Could you restate all of the records below exactly, with the pictures left out?

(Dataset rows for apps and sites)
*-*-*

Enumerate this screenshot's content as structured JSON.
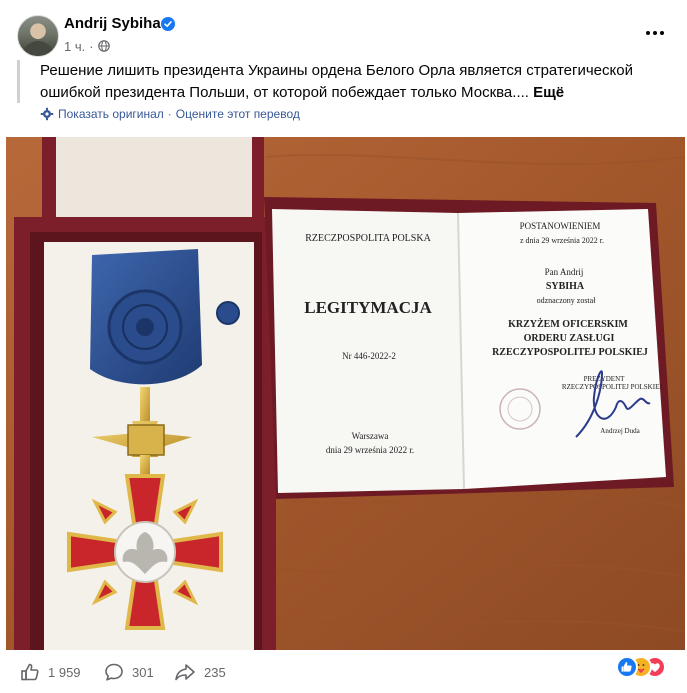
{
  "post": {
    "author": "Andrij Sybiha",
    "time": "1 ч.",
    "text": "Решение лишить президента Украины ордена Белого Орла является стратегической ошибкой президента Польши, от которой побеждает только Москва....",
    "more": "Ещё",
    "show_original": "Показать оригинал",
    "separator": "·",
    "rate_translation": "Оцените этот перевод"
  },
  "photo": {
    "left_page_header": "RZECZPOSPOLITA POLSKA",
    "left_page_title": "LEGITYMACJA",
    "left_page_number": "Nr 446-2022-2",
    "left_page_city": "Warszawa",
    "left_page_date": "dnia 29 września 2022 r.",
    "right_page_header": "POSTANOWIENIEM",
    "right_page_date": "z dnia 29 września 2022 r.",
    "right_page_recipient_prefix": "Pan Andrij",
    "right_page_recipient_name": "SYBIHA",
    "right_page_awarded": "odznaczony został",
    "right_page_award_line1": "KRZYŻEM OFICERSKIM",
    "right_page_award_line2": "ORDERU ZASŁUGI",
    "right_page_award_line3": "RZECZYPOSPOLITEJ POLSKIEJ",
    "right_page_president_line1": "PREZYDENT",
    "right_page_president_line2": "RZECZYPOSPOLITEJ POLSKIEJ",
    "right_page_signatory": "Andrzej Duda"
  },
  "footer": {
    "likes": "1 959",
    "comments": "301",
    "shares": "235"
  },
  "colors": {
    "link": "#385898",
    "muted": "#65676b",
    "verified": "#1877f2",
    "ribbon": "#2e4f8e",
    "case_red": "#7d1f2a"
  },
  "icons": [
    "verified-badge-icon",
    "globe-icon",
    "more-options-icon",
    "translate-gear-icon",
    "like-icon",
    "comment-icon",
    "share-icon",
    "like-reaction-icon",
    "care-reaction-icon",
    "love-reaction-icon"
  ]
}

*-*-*

* **Written reply**
Enumerate this screenshot's content as structured JSON.
{
  "post": {
    "author": "Andrij Sybiha",
    "time": "1 ч.",
    "text": "Решение лишить президента Украины ордена Белого Орла является стратегической ошибкой президента Польши, от которой побеждает только Москва....",
    "more": "Ещё",
    "show_original": "Показать оригинал",
    "separator": "·",
    "rate_translation": "Оцените этот перевод"
  },
  "photo": {
    "left_page_header": "RZECZPOSPOLITA POLSKA",
    "left_page_title": "LEGITYMACJA",
    "left_page_number": "Nr 446-2022-2",
    "left_page_city": "Warszawa",
    "left_page_date": "dnia 29 września 2022 r.",
    "right_page_header": "POSTANOWIENIEM",
    "right_page_date": "z dnia 29 września 2022 r.",
    "right_page_recipient_prefix": "Pan Andrij",
    "right_page_recipient_name": "SYBIHA",
    "right_page_awarded": "odznaczony został",
    "right_page_award_line1": "KRZYŻEM OFICERSKIM",
    "right_page_award_line2": "ORDERU ZASŁUGI",
    "right_page_award_line3": "RZECZYPOSPOLITEJ POLSKIEJ",
    "right_page_president_line1": "PREZYDENT",
    "right_page_president_line2": "RZECZYPOSPOLITEJ POLSKIEJ",
    "right_page_signatory": "Andrzej Duda"
  },
  "footer": {
    "likes": "1 959",
    "comments": "301",
    "shares": "235"
  },
  "colors": {
    "link": "#385898",
    "muted": "#65676b",
    "verified": "#1877f2",
    "ribbon": "#2e4f8e",
    "case_red": "#7d1f2a"
  },
  "icons": [
    "verified-badge-icon",
    "globe-icon",
    "more-options-icon",
    "translate-gear-icon",
    "like-icon",
    "comment-icon",
    "share-icon",
    "like-reaction-icon",
    "care-reaction-icon",
    "love-reaction-icon"
  ]
}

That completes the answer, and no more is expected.